Your response should consist of the full data, set down exactly.

--- START ---

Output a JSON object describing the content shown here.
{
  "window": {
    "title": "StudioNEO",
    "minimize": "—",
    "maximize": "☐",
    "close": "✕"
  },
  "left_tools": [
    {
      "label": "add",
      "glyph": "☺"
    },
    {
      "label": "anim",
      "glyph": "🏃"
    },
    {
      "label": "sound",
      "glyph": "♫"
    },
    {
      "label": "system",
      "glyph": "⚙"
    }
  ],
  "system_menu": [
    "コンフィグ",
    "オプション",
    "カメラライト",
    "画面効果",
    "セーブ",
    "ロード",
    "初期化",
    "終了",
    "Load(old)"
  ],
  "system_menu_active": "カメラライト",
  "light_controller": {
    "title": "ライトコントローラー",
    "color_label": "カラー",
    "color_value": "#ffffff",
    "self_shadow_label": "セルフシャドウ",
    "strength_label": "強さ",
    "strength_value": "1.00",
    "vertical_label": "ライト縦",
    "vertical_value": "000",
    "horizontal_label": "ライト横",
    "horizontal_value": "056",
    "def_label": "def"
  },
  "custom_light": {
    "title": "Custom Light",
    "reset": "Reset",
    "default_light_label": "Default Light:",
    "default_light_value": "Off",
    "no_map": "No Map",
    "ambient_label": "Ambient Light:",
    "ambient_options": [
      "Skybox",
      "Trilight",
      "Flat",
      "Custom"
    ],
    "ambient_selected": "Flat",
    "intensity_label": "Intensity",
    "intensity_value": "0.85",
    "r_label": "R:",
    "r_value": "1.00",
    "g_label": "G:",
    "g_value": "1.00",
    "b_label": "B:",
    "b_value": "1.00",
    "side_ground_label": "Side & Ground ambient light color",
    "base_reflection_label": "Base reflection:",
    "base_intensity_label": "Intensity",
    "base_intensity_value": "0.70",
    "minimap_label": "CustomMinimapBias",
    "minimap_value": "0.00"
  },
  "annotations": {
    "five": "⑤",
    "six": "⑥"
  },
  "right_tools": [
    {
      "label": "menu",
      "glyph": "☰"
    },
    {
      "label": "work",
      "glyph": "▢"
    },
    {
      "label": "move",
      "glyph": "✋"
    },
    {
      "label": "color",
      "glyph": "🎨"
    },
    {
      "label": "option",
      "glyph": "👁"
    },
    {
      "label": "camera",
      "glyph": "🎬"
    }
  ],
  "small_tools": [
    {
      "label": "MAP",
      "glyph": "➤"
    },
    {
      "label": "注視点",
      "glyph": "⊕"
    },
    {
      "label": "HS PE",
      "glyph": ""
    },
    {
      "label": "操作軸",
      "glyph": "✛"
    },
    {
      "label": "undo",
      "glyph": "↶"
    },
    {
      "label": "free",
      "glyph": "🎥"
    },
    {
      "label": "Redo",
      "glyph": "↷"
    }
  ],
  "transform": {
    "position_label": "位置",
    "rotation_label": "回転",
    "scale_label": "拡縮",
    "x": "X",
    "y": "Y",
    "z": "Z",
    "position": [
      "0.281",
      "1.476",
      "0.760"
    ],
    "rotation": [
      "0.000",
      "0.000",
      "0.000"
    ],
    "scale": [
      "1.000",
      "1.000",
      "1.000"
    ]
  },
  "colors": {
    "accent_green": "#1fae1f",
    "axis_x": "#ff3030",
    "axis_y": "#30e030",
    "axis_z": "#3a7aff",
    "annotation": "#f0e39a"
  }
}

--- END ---

SOLUTION TO THIS TASK
Output a JSON object describing the content shown here.
{
  "window": {
    "title": "StudioNEO",
    "minimize": "—",
    "maximize": "☐",
    "close": "✕"
  },
  "left_tools": [
    {
      "label": "add",
      "glyph": "☺"
    },
    {
      "label": "anim",
      "glyph": "🏃"
    },
    {
      "label": "sound",
      "glyph": "♫"
    },
    {
      "label": "system",
      "glyph": "⚙"
    }
  ],
  "system_menu": [
    "コンフィグ",
    "オプション",
    "カメラライト",
    "画面効果",
    "セーブ",
    "ロード",
    "初期化",
    "終了",
    "Load(old)"
  ],
  "system_menu_active": "カメラライト",
  "light_controller": {
    "title": "ライトコントローラー",
    "color_label": "カラー",
    "color_value": "#ffffff",
    "self_shadow_label": "セルフシャドウ",
    "strength_label": "強さ",
    "strength_value": "1.00",
    "vertical_label": "ライト縦",
    "vertical_value": "000",
    "horizontal_label": "ライト横",
    "horizontal_value": "056",
    "def_label": "def"
  },
  "custom_light": {
    "title": "Custom Light",
    "reset": "Reset",
    "default_light_label": "Default Light:",
    "default_light_value": "Off",
    "no_map": "No Map",
    "ambient_label": "Ambient Light:",
    "ambient_options": [
      "Skybox",
      "Trilight",
      "Flat",
      "Custom"
    ],
    "ambient_selected": "Flat",
    "intensity_label": "Intensity",
    "intensity_value": "0.85",
    "r_label": "R:",
    "r_value": "1.00",
    "g_label": "G:",
    "g_value": "1.00",
    "b_label": "B:",
    "b_value": "1.00",
    "side_ground_label": "Side & Ground ambient light color",
    "base_reflection_label": "Base reflection:",
    "base_intensity_label": "Intensity",
    "base_intensity_value": "0.70",
    "minimap_label": "CustomMinimapBias",
    "minimap_value": "0.00"
  },
  "annotations": {
    "five": "⑤",
    "six": "⑥"
  },
  "right_tools": [
    {
      "label": "menu",
      "glyph": "☰"
    },
    {
      "label": "work",
      "glyph": "▢"
    },
    {
      "label": "move",
      "glyph": "✋"
    },
    {
      "label": "color",
      "glyph": "🎨"
    },
    {
      "label": "option",
      "glyph": "👁"
    },
    {
      "label": "camera",
      "glyph": "🎬"
    }
  ],
  "small_tools": [
    {
      "label": "MAP",
      "glyph": "➤"
    },
    {
      "label": "注視点",
      "glyph": "⊕"
    },
    {
      "label": "HS PE",
      "glyph": ""
    },
    {
      "label": "操作軸",
      "glyph": "✛"
    },
    {
      "label": "undo",
      "glyph": "↶"
    },
    {
      "label": "free",
      "glyph": "🎥"
    },
    {
      "label": "Redo",
      "glyph": "↷"
    }
  ],
  "transform": {
    "position_label": "位置",
    "rotation_label": "回転",
    "scale_label": "拡縮",
    "x": "X",
    "y": "Y",
    "z": "Z",
    "position": [
      "0.281",
      "1.476",
      "0.760"
    ],
    "rotation": [
      "0.000",
      "0.000",
      "0.000"
    ],
    "scale": [
      "1.000",
      "1.000",
      "1.000"
    ]
  },
  "colors": {
    "accent_green": "#1fae1f",
    "axis_x": "#ff3030",
    "axis_y": "#30e030",
    "axis_z": "#3a7aff",
    "annotation": "#f0e39a"
  }
}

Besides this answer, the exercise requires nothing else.